Keep the pictures out of the copy and print all the entries below exactly.

** STORED DATA follows **

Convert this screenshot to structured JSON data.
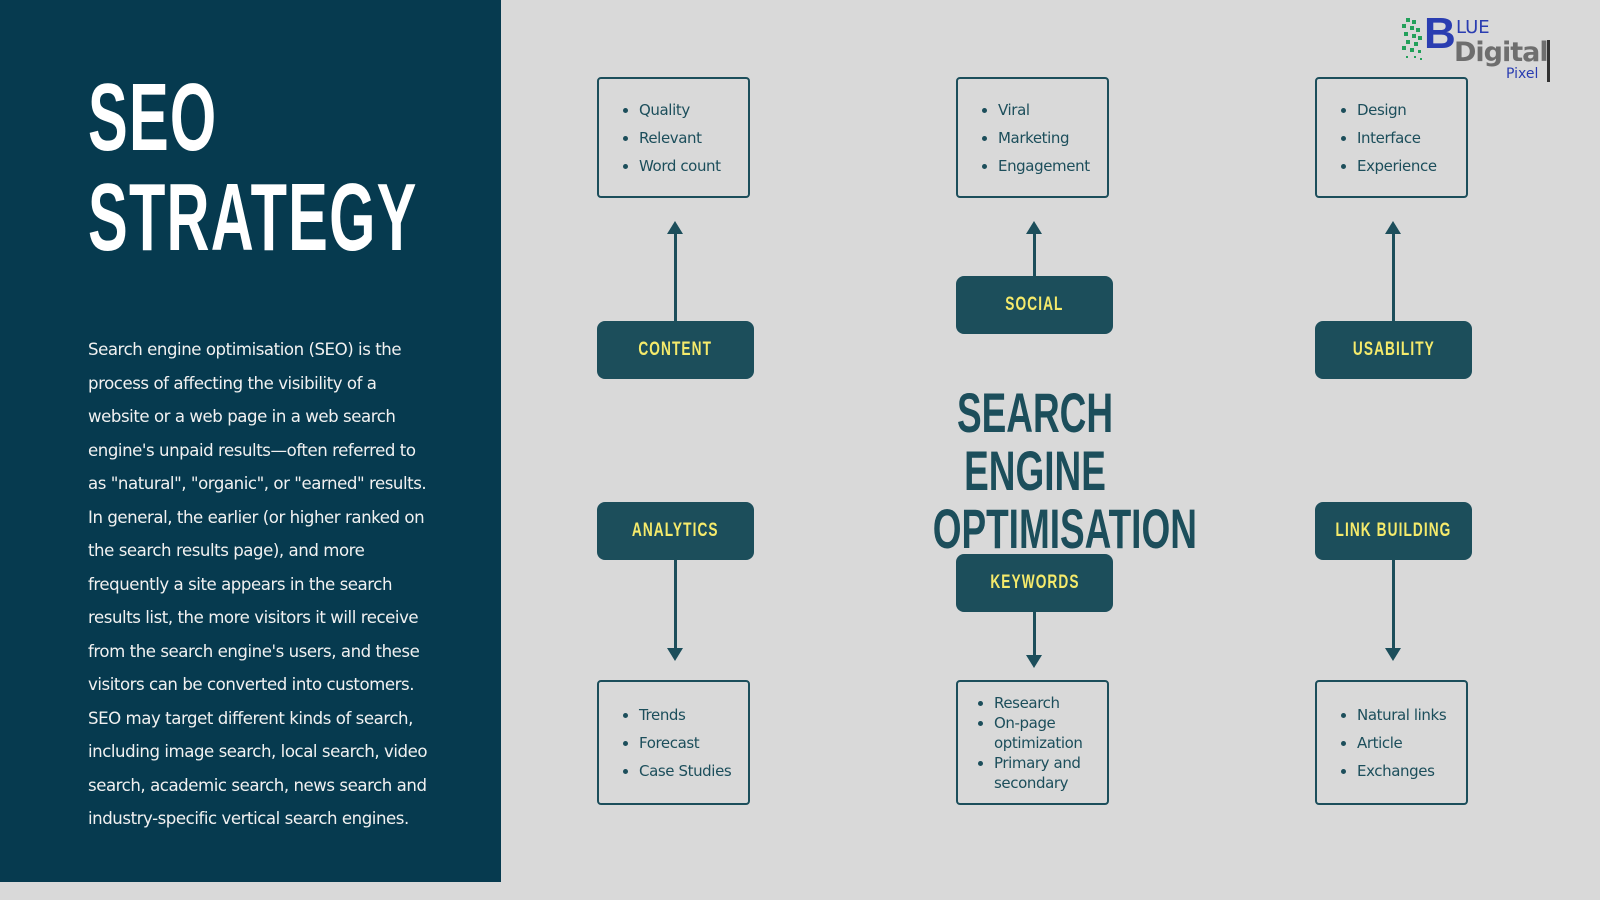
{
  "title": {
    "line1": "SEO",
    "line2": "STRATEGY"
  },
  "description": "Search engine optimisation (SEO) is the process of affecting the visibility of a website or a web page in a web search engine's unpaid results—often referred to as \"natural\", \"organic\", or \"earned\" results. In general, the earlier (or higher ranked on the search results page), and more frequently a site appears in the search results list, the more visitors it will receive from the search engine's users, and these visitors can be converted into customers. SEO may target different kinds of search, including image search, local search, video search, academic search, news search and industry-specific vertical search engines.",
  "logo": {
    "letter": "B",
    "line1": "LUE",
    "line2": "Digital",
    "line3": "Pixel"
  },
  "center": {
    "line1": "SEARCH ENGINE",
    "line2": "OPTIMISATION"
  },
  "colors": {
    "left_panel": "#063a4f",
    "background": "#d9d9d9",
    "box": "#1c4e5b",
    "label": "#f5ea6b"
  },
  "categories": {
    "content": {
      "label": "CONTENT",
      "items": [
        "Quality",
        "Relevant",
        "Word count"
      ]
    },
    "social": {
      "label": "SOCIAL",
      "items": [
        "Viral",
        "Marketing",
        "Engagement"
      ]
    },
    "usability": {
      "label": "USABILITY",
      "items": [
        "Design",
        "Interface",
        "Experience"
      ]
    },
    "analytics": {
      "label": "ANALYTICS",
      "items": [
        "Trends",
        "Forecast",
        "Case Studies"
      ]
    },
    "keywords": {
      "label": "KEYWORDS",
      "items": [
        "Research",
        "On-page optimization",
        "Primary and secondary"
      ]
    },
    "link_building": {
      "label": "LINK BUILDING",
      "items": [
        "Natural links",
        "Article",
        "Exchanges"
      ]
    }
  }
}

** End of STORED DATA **

> PROBLEM SOLUTION:
Convert this screenshot to structured JSON data.
{
  "title": {
    "line1": "SEO",
    "line2": "STRATEGY"
  },
  "description": "Search engine optimisation (SEO) is the process of affecting the visibility of a website or a web page in a web search engine's unpaid results—often referred to as \"natural\", \"organic\", or \"earned\" results. In general, the earlier (or higher ranked on the search results page), and more frequently a site appears in the search results list, the more visitors it will receive from the search engine's users, and these visitors can be converted into customers. SEO may target different kinds of search, including image search, local search, video search, academic search, news search and industry-specific vertical search engines.",
  "logo": {
    "letter": "B",
    "line1": "LUE",
    "line2": "Digital",
    "line3": "Pixel"
  },
  "center": {
    "line1": "SEARCH ENGINE",
    "line2": "OPTIMISATION"
  },
  "colors": {
    "left_panel": "#063a4f",
    "background": "#d9d9d9",
    "box": "#1c4e5b",
    "label": "#f5ea6b"
  },
  "categories": {
    "content": {
      "label": "CONTENT",
      "items": [
        "Quality",
        "Relevant",
        "Word count"
      ]
    },
    "social": {
      "label": "SOCIAL",
      "items": [
        "Viral",
        "Marketing",
        "Engagement"
      ]
    },
    "usability": {
      "label": "USABILITY",
      "items": [
        "Design",
        "Interface",
        "Experience"
      ]
    },
    "analytics": {
      "label": "ANALYTICS",
      "items": [
        "Trends",
        "Forecast",
        "Case Studies"
      ]
    },
    "keywords": {
      "label": "KEYWORDS",
      "items": [
        "Research",
        "On-page optimization",
        "Primary and secondary"
      ]
    },
    "link_building": {
      "label": "LINK BUILDING",
      "items": [
        "Natural links",
        "Article",
        "Exchanges"
      ]
    }
  }
}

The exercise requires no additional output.